▶ **Record extracts**:

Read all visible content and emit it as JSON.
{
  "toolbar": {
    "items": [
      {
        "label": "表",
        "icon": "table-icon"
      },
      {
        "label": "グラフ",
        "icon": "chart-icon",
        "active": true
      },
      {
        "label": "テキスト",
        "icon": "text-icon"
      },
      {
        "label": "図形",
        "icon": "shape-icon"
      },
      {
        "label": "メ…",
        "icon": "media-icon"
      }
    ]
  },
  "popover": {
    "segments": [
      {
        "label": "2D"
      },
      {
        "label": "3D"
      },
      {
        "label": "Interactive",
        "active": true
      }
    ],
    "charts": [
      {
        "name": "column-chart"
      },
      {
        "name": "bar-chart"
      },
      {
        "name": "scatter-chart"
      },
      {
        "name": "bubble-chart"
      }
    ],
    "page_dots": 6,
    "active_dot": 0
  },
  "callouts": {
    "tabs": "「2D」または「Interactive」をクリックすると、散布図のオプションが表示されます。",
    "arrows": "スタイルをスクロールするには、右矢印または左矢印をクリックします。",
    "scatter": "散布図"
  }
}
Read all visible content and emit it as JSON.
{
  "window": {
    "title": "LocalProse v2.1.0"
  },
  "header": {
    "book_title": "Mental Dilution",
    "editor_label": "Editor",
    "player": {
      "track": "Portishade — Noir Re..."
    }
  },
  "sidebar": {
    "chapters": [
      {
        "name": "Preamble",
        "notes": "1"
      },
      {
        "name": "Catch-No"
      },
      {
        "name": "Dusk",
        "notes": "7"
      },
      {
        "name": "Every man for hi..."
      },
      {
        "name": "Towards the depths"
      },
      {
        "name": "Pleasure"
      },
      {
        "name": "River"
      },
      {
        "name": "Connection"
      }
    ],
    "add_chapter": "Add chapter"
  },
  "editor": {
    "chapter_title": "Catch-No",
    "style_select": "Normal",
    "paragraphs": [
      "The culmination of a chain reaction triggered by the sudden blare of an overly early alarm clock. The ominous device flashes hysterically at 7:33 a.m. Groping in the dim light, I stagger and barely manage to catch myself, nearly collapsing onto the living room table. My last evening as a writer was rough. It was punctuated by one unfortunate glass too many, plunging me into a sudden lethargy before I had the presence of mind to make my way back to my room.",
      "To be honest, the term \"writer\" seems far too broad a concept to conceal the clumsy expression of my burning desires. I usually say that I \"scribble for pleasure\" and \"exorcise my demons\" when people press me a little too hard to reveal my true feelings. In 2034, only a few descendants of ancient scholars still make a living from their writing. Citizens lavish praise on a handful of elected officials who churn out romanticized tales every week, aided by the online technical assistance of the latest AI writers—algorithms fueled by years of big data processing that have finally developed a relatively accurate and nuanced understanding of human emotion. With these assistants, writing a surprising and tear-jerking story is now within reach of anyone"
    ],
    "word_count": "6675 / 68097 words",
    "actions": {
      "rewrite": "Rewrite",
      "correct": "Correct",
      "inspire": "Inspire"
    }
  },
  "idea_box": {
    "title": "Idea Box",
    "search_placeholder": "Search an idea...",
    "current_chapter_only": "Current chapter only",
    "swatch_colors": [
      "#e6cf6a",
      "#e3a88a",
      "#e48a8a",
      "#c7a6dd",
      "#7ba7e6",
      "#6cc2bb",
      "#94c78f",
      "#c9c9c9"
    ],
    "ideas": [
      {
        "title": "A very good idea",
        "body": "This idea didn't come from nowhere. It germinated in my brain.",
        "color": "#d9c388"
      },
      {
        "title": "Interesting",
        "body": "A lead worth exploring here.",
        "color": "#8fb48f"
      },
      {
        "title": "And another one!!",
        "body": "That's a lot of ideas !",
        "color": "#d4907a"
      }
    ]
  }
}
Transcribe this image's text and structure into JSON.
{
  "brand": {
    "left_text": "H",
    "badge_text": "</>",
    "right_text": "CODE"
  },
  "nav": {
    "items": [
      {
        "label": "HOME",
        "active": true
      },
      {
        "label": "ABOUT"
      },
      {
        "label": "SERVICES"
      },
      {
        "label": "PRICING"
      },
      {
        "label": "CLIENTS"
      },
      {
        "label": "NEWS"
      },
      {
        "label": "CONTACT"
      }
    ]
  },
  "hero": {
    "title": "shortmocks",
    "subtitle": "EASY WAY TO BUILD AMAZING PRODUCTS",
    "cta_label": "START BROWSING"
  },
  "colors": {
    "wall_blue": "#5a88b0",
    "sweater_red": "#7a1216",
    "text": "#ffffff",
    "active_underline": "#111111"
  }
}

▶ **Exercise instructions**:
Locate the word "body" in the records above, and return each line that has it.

▶ **Answer section**:
        "body": "This idea didn't come from nowhere. It germinated in my brain.",
        "body": "A lead worth exploring here.",
        "body": "That's a lot of ideas !",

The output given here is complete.